Give back all of the records underneath exactly, with no omissions.

Items from an interface collection

##########

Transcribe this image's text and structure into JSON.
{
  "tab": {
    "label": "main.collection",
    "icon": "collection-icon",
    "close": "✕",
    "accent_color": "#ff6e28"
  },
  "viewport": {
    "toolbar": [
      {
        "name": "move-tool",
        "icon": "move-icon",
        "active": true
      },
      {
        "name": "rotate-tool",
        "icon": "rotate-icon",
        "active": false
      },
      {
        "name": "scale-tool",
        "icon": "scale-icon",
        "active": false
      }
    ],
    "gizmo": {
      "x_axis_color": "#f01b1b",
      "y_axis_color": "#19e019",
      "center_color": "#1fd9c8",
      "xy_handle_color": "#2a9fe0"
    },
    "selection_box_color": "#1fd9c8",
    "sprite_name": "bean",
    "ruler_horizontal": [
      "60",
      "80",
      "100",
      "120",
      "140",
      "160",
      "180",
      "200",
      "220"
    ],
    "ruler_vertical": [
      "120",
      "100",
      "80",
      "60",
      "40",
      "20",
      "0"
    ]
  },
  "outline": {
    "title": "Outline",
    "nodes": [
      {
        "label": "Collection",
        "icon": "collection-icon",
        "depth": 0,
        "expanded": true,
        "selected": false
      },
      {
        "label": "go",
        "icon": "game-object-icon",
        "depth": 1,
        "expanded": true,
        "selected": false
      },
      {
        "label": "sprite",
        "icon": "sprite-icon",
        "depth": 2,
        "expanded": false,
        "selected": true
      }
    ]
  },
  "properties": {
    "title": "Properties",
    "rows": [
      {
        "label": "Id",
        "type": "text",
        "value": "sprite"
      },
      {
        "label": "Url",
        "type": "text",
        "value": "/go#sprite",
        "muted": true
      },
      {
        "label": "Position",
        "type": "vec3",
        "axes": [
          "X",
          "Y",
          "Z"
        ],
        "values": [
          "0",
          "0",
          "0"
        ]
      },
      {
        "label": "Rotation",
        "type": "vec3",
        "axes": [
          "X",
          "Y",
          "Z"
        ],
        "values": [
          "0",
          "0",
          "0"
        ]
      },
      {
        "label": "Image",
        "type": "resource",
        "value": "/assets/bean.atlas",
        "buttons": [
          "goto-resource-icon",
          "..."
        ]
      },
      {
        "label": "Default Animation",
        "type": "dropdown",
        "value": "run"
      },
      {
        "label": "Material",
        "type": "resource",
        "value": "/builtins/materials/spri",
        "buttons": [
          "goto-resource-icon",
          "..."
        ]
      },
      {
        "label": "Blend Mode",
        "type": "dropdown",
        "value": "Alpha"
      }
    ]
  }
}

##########

• **Your solution**:
Transcribe this image's text and structure into JSON.
{
  "tab": {
    "label": "main.collection",
    "icon": "collection-icon",
    "close": "✕",
    "accent_color": "#ff6e28"
  },
  "viewport": {
    "toolbar": [
      {
        "name": "move-tool",
        "icon": "move-icon",
        "active": true
      },
      {
        "name": "rotate-tool",
        "icon": "rotate-icon",
        "active": false
      },
      {
        "name": "scale-tool",
        "icon": "scale-icon",
        "active": false
      }
    ],
    "gizmo": {
      "x_axis_color": "#f01b1b",
      "y_axis_color": "#19e019",
      "center_color": "#1fd9c8",
      "xy_handle_color": "#2a9fe0"
    },
    "selection_box_color": "#1fd9c8",
    "sprite_name": "bean",
    "ruler_horizontal": [
      "60",
      "80",
      "100",
      "120",
      "140",
      "160",
      "180",
      "200",
      "220"
    ],
    "ruler_vertical": [
      "120",
      "100",
      "80",
      "60",
      "40",
      "20",
      "0"
    ]
  },
  "outline": {
    "title": "Outline",
    "nodes": [
      {
        "label": "Collection",
        "icon": "collection-icon",
        "depth": 0,
        "expanded": true,
        "selected": false
      },
      {
        "label": "go",
        "icon": "game-object-icon",
        "depth": 1,
        "expanded": true,
        "selected": false
      },
      {
        "label": "sprite",
        "icon": "sprite-icon",
        "depth": 2,
        "expanded": false,
        "selected": true
      }
    ]
  },
  "properties": {
    "title": "Properties",
    "rows": [
      {
        "label": "Id",
        "type": "text",
        "value": "sprite"
      },
      {
        "label": "Url",
        "type": "text",
        "value": "/go#sprite",
        "muted": true
      },
      {
        "label": "Position",
        "type": "vec3",
        "axes": [
          "X",
          "Y",
          "Z"
        ],
        "values": [
          "0",
          "0",
          "0"
        ]
      },
      {
        "label": "Rotation",
        "type": "vec3",
        "axes": [
          "X",
          "Y",
          "Z"
        ],
        "values": [
          "0",
          "0",
          "0"
        ]
      },
      {
        "label": "Image",
        "type": "resource",
        "value": "/assets/bean.atlas",
        "buttons": [
          "goto-resource-icon",
          "..."
        ]
      },
      {
        "label": "Default Animation",
        "type": "dropdown",
        "value": "run"
      },
      {
        "label": "Material",
        "type": "resource",
        "value": "/builtins/materials/spri",
        "buttons": [
          "goto-resource-icon",
          "..."
        ]
      },
      {
        "label": "Blend Mode",
        "type": "dropdown",
        "value": "Alpha"
      }
    ]
  }
}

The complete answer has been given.